* _Instructions for the task_
Every single entry that follows must be copied exactly.

* _Data in this exercise_
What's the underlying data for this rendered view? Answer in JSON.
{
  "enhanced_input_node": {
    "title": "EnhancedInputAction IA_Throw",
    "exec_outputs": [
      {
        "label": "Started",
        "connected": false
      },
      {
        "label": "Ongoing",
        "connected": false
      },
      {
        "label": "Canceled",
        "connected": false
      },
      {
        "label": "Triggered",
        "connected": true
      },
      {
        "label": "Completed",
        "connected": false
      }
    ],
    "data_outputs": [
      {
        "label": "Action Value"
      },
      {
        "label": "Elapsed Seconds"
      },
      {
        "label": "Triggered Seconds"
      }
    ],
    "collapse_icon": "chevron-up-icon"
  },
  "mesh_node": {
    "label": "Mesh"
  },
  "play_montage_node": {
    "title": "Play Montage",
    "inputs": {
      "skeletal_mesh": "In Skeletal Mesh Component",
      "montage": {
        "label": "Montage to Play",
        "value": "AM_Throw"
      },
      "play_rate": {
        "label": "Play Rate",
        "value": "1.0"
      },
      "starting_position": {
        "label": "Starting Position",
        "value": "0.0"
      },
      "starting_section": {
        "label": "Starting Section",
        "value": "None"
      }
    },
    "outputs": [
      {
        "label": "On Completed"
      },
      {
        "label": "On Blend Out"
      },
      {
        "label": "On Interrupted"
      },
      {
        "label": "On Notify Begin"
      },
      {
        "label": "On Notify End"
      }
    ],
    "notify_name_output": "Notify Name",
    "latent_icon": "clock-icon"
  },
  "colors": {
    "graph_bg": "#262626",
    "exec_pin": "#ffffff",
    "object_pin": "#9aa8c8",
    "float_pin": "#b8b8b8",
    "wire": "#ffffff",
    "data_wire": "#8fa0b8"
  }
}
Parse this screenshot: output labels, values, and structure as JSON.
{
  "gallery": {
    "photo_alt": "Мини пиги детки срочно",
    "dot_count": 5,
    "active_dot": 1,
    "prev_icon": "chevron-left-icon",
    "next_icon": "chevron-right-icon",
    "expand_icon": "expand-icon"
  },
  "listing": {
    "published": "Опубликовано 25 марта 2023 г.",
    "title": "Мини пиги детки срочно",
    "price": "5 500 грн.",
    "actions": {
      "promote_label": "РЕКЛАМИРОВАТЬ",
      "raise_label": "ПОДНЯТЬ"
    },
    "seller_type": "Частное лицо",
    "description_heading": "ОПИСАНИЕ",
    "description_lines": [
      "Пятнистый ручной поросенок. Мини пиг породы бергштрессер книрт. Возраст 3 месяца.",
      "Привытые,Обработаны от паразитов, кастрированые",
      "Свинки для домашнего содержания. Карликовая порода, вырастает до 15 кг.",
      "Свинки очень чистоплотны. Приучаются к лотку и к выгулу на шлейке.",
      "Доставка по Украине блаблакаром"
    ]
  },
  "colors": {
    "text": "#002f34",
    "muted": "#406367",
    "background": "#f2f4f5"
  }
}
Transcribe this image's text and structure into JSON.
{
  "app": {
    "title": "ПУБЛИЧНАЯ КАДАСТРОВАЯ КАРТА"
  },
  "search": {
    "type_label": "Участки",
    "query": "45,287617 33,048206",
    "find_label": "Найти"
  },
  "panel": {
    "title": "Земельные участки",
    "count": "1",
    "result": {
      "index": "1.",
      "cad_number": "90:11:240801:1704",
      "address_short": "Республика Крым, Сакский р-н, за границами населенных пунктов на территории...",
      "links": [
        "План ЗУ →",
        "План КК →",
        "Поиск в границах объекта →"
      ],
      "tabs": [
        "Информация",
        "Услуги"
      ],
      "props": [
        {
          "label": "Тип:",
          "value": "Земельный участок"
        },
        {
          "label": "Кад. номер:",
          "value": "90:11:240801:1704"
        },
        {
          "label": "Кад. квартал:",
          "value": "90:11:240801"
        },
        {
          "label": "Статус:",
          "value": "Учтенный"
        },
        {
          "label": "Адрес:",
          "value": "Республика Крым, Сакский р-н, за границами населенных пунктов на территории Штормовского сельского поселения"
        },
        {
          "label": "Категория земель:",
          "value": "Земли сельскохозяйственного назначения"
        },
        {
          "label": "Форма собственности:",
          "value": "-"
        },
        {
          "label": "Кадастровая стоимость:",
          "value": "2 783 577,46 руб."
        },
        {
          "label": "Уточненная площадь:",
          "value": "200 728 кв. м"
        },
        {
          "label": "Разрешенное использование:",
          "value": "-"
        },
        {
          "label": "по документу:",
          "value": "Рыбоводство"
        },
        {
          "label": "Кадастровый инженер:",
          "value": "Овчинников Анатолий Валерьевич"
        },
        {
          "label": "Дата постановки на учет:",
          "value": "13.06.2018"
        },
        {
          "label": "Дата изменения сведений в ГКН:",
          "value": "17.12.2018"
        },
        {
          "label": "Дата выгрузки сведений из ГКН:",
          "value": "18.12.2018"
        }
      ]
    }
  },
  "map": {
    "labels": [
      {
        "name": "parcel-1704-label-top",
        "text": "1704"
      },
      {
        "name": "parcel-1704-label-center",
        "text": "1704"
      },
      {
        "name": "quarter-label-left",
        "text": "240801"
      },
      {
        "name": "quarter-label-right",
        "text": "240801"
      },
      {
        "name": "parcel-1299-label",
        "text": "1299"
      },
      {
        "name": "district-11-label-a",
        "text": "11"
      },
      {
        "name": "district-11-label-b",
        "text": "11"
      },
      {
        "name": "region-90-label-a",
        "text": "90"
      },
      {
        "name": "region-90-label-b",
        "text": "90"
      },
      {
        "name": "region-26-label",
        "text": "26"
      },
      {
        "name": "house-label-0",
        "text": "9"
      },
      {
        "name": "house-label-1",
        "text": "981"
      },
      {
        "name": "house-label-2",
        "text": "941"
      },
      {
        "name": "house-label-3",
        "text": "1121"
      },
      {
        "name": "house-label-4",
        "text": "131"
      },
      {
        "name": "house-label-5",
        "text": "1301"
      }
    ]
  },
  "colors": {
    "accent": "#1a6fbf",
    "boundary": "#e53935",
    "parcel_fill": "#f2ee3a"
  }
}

* _Exercise solution_
What's the underlying data for this rendered view? Answer in JSON.
{
  "enhanced_input_node": {
    "title": "EnhancedInputAction IA_Throw",
    "exec_outputs": [
      {
        "label": "Started",
        "connected": false
      },
      {
        "label": "Ongoing",
        "connected": false
      },
      {
        "label": "Canceled",
        "connected": false
      },
      {
        "label": "Triggered",
        "connected": true
      },
      {
        "label": "Completed",
        "connected": false
      }
    ],
    "data_outputs": [
      {
        "label": "Action Value"
      },
      {
        "label": "Elapsed Seconds"
      },
      {
        "label": "Triggered Seconds"
      }
    ],
    "collapse_icon": "chevron-up-icon"
  },
  "mesh_node": {
    "label": "Mesh"
  },
  "play_montage_node": {
    "title": "Play Montage",
    "inputs": {
      "skeletal_mesh": "In Skeletal Mesh Component",
      "montage": {
        "label": "Montage to Play",
        "value": "AM_Throw"
      },
      "play_rate": {
        "label": "Play Rate",
        "value": "1.0"
      },
      "starting_position": {
        "label": "Starting Position",
        "value": "0.0"
      },
      "starting_section": {
        "label": "Starting Section",
        "value": "None"
      }
    },
    "outputs": [
      {
        "label": "On Completed"
      },
      {
        "label": "On Blend Out"
      },
      {
        "label": "On Interrupted"
      },
      {
        "label": "On Notify Begin"
      },
      {
        "label": "On Notify End"
      }
    ],
    "notify_name_output": "Notify Name",
    "latent_icon": "clock-icon"
  },
  "colors": {
    "graph_bg": "#262626",
    "exec_pin": "#ffffff",
    "object_pin": "#9aa8c8",
    "float_pin": "#b8b8b8",
    "wire": "#ffffff",
    "data_wire": "#8fa0b8"
  }
}
Parse this screenshot: output labels, values, and structure as JSON.
{
  "gallery": {
    "photo_alt": "Мини пиги детки срочно",
    "dot_count": 5,
    "active_dot": 1,
    "prev_icon": "chevron-left-icon",
    "next_icon": "chevron-right-icon",
    "expand_icon": "expand-icon"
  },
  "listing": {
    "published": "Опубликовано 25 марта 2023 г.",
    "title": "Мини пиги детки срочно",
    "price": "5 500 грн.",
    "actions": {
      "promote_label": "РЕКЛАМИРОВАТЬ",
      "raise_label": "ПОДНЯТЬ"
    },
    "seller_type": "Частное лицо",
    "description_heading": "ОПИСАНИЕ",
    "description_lines": [
      "Пятнистый ручной поросенок. Мини пиг породы бергштрессер книрт. Возраст 3 месяца.",
      "Привытые,Обработаны от паразитов, кастрированые",
      "Свинки для домашнего содержания. Карликовая порода, вырастает до 15 кг.",
      "Свинки очень чистоплотны. Приучаются к лотку и к выгулу на шлейке.",
      "Доставка по Украине блаблакаром"
    ]
  },
  "colors": {
    "text": "#002f34",
    "muted": "#406367",
    "background": "#f2f4f5"
  }
}
Transcribe this image's text and structure into JSON.
{
  "app": {
    "title": "ПУБЛИЧНАЯ КАДАСТРОВАЯ КАРТА"
  },
  "search": {
    "type_label": "Участки",
    "query": "45,287617 33,048206",
    "find_label": "Найти"
  },
  "panel": {
    "title": "Земельные участки",
    "count": "1",
    "result": {
      "index": "1.",
      "cad_number": "90:11:240801:1704",
      "address_short": "Республика Крым, Сакский р-н, за границами населенных пунктов на территории...",
      "links": [
        "План ЗУ →",
        "План КК →",
        "Поиск в границах объекта →"
      ],
      "tabs": [
        "Информация",
        "Услуги"
      ],
      "props": [
        {
          "label": "Тип:",
          "value": "Земельный участок"
        },
        {
          "label": "Кад. номер:",
          "value": "90:11:240801:1704"
        },
        {
          "label": "Кад. квартал:",
          "value": "90:11:240801"
        },
        {
          "label": "Статус:",
          "value": "Учтенный"
        },
        {
          "label": "Адрес:",
          "value": "Республика Крым, Сакский р-н, за границами населенных пунктов на территории Штормовского сельского поселения"
        },
        {
          "label": "Категория земель:",
          "value": "Земли сельскохозяйственного назначения"
        },
        {
          "label": "Форма собственности:",
          "value": "-"
        },
        {
          "label": "Кадастровая стоимость:",
          "value": "2 783 577,46 руб."
        },
        {
          "label": "Уточненная площадь:",
          "value": "200 728 кв. м"
        },
        {
          "label": "Разрешенное использование:",
          "value": "-"
        },
        {
          "label": "по документу:",
          "value": "Рыбоводство"
        },
        {
          "label": "Кадастровый инженер:",
          "value": "Овчинников Анатолий Валерьевич"
        },
        {
          "label": "Дата постановки на учет:",
          "value": "13.06.2018"
        },
        {
          "label": "Дата изменения сведений в ГКН:",
          "value": "17.12.2018"
        },
        {
          "label": "Дата выгрузки сведений из ГКН:",
          "value": "18.12.2018"
        }
      ]
    }
  },
  "map": {
    "labels": [
      {
        "name": "parcel-1704-label-top",
        "text": "1704"
      },
      {
        "name": "parcel-1704-label-center",
        "text": "1704"
      },
      {
        "name": "quarter-label-left",
        "text": "240801"
      },
      {
        "name": "quarter-label-right",
        "text": "240801"
      },
      {
        "name": "parcel-1299-label",
        "text": "1299"
      },
      {
        "name": "district-11-label-a",
        "text": "11"
      },
      {
        "name": "district-11-label-b",
        "text": "11"
      },
      {
        "name": "region-90-label-a",
        "text": "90"
      },
      {
        "name": "region-90-label-b",
        "text": "90"
      },
      {
        "name": "region-26-label",
        "text": "26"
      },
      {
        "name": "house-label-0",
        "text": "9"
      },
      {
        "name": "house-label-1",
        "text": "981"
      },
      {
        "name": "house-label-2",
        "text": "941"
      },
      {
        "name": "house-label-3",
        "text": "1121"
      },
      {
        "name": "house-label-4",
        "text": "131"
      },
      {
        "name": "house-label-5",
        "text": "1301"
      }
    ]
  },
  "colors": {
    "accent": "#1a6fbf",
    "boundary": "#e53935",
    "parcel_fill": "#f2ee3a"
  }
}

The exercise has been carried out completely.